As for the argument that the Sixers are cheating the system by not selling tickets while debiting from the revenue sharing stream, it’s simply not true. The Sixers somehow made money last season, with a projected net profit of about $10.4 million, according to Grantland. Certain big market teams -- New York, Brooklyn, Toronto, both squads in Los Angeles and, yes, Philadelphia –- are prohibited from getting any of the revenue sharing cash, also according to Grantland. So much for the money/fairness gripe.
In attempting to punish the Sixers, the NBA is also sweeping the leg of other organizations that are trying (and failing) to put up a good fight and win games. The proposed system would damage bad teams and make it more difficult to land that top pick -- one of the best and biggest assets in the NBA, the one that can quickly reverse your fortune and transform you from a loser to a contender (because competition and sports).
The Bucks were the worst team in the NBA last year, even after assembling a roster they thought might challenge for one of the back-end playoff spots in the Eastern Conference. They did it the right way to start, then cratered through no fault but bad play. Under the new system, despite trying and failing, they might have picked as low as seventh. How is a team like that supposed to hoist itself out of the mediocre middle if it doesn’t have access to the best of the incoming player pool? If the Bucks had landed, say, Nik Stauskas instead of Jabari Parker, would they be in better shape today? And would the fan base -– the people the team hopes to sell tickets to in order to one day pay into the all-important revenue sharing system, thereby upholding the integrity of the league (sarcastic italics are fun) -– be as interested in that product? Would they buy as many Stauskas jerseys as Parker gear? Doubtful.
Other teams that have already made trades could also be harshly penalized. The Lakers still owe the Suns a 2015 first-round pick (top-five protected) as part of the Steve Nash deal. Under the current system, the Suns have a good chance of collecting. But if the rules change, the Lakers have a much better shot of leaping to the front of the lottery and landing in that safe zone so they don’t have to pay the Suns. Sorry about your tough luck, Phoenix.
The Rockets landed a coveted asset from the Pelicans in the move that sent Omer Asik to New Orleans: A 2015 first-round pick that’s reportedly protected if it’s in the top-four selections or falls at 20 or worse.

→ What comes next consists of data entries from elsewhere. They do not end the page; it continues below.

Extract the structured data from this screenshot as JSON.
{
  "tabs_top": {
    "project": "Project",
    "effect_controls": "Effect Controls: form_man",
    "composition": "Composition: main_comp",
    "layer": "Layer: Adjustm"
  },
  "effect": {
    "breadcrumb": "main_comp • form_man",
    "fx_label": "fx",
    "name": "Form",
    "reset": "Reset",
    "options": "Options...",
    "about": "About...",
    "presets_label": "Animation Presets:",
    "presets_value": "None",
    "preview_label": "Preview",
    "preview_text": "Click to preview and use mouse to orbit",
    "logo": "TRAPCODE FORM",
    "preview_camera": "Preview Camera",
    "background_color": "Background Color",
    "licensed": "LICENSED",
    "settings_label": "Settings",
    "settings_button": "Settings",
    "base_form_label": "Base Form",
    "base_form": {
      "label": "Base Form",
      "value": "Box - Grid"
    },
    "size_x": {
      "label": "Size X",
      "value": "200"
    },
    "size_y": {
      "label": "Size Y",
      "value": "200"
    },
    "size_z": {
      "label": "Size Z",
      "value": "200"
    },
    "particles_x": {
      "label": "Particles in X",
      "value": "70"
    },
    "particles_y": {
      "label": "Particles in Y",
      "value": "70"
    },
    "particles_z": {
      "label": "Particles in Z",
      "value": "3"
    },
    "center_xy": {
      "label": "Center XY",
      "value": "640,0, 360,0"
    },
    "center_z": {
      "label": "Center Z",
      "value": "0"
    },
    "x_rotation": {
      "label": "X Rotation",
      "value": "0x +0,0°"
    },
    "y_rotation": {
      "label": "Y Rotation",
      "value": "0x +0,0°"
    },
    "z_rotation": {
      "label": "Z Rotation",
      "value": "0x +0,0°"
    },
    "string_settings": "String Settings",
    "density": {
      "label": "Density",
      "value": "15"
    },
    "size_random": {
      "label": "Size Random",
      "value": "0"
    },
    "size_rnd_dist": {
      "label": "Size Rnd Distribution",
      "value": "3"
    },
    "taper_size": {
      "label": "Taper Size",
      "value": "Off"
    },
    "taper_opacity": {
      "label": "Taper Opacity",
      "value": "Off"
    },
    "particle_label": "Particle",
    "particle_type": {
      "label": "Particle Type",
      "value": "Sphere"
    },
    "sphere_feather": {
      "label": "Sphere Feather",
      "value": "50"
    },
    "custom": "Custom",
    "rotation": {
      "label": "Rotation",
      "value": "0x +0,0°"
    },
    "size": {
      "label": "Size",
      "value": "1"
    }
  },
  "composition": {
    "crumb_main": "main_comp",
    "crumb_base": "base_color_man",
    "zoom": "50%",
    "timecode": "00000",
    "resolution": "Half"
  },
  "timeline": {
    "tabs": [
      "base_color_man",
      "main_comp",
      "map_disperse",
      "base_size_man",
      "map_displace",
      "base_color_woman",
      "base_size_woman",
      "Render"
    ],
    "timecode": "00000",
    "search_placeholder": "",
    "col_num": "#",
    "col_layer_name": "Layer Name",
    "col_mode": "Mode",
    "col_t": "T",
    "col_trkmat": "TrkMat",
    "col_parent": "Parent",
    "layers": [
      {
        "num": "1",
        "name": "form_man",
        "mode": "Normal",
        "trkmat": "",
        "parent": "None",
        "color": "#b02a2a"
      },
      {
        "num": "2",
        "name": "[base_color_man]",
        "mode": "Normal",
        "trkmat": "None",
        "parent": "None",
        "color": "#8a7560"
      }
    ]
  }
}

Again, under the current rules, there’s a good chance the Pels land in that sweet spot and have to pay down the pick. Both sides made the trade with that understanding. But shift the rules and suddenly things get better for the Pelicans. If they miss the playoffs and end up at the edge of the lottery again, they’ll suddenly have increased odds at leaping into that top-four protected zone, which would allow them to keep that valuable selection. Great for them. Not so great for the Rockets.
If the NBA waited to implement the new rules until all the picks that have already been swapped are actually dealt, that would make much more sense. That would be understandable. Moving forward now is harder to justify. It’s a gross overreaction/overcorrection to the Sixers' using the recently negotiated CBA rules as best they could in an attempt to fix a franchise that has been broken for a long time. It would be easier to digest if proponents of the changes served up a better explanation. At present, the best they’ve cooked up is something on the order of “but look at the Sixers. It’s not fair.” That’s a hard argument to stomach.